[What you are asked to do] All lines with the word "headline" are to be found and copied from the listing.

[Source material]

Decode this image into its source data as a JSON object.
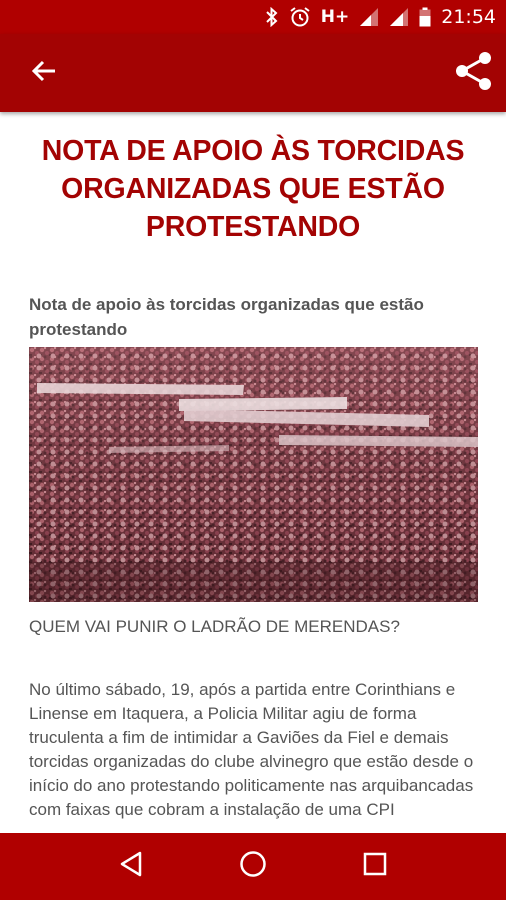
{
  "status_bar": {
    "network": "H+",
    "time": "21:54",
    "icons": [
      "bluetooth-icon",
      "alarm-icon",
      "signal-icon",
      "signal-icon",
      "battery-icon"
    ]
  },
  "app_bar": {
    "back_icon": "arrow-back-icon",
    "share_icon": "share-icon"
  },
  "article": {
    "headline": "NOTA DE APOIO ÀS TORCIDAS ORGANIZADAS QUE ESTÃO PROTESTANDO",
    "subtitle": "Nota de apoio às torcidas organizadas que estão protestando",
    "image_caption": "QUEM VAI PUNIR O LADRÃO DE MERENDAS?",
    "body": "No último sábado, 19, após a partida entre Corinthians e Linense em Itaquera, a Policia Militar agiu de forma truculenta a fim de intimidar a Gaviões da Fiel e demais torcidas organizadas do clube alvinegro que estão desde o início do ano protestando politicamente nas arquibancadas com faixas que cobram a instalação de uma CPI"
  },
  "nav_bar": {
    "icons": [
      "back-triangle-icon",
      "home-circle-icon",
      "recents-square-icon"
    ]
  },
  "colors": {
    "status_bar": "#b00000",
    "app_bar": "#a30303",
    "headline": "#a30303",
    "text": "#555555",
    "nav_bar": "#b00000"
  }
}
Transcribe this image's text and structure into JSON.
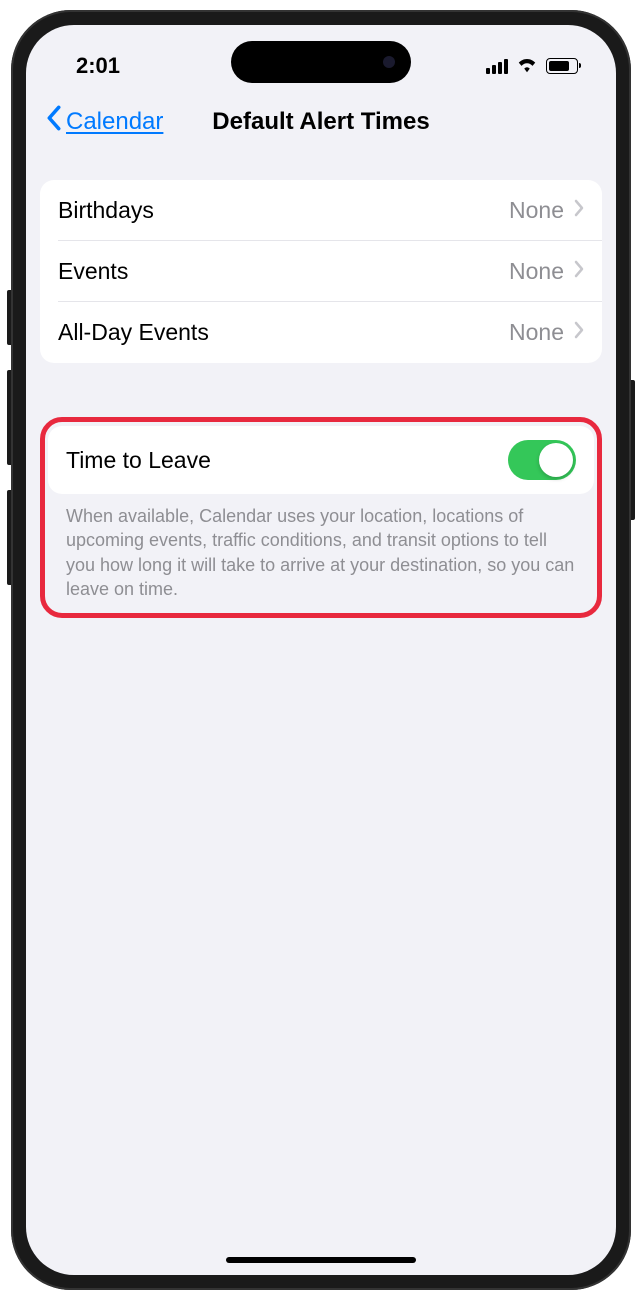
{
  "status": {
    "time": "2:01"
  },
  "nav": {
    "back_label": "Calendar",
    "title": "Default Alert Times"
  },
  "alerts": [
    {
      "label": "Birthdays",
      "value": "None"
    },
    {
      "label": "Events",
      "value": "None"
    },
    {
      "label": "All-Day Events",
      "value": "None"
    }
  ],
  "timeToLeave": {
    "label": "Time to Leave",
    "enabled": true,
    "description": "When available, Calendar uses your location, locations of upcoming events, traffic conditions, and transit options to tell you how long it will take to arrive at your destination, so you can leave on time."
  }
}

[Solution to the exercise]
    "headline": "NOTA DE APOIO ÀS TORCIDAS ORGANIZADAS QUE ESTÃO PROTESTANDO",
    "headline": "#a30303",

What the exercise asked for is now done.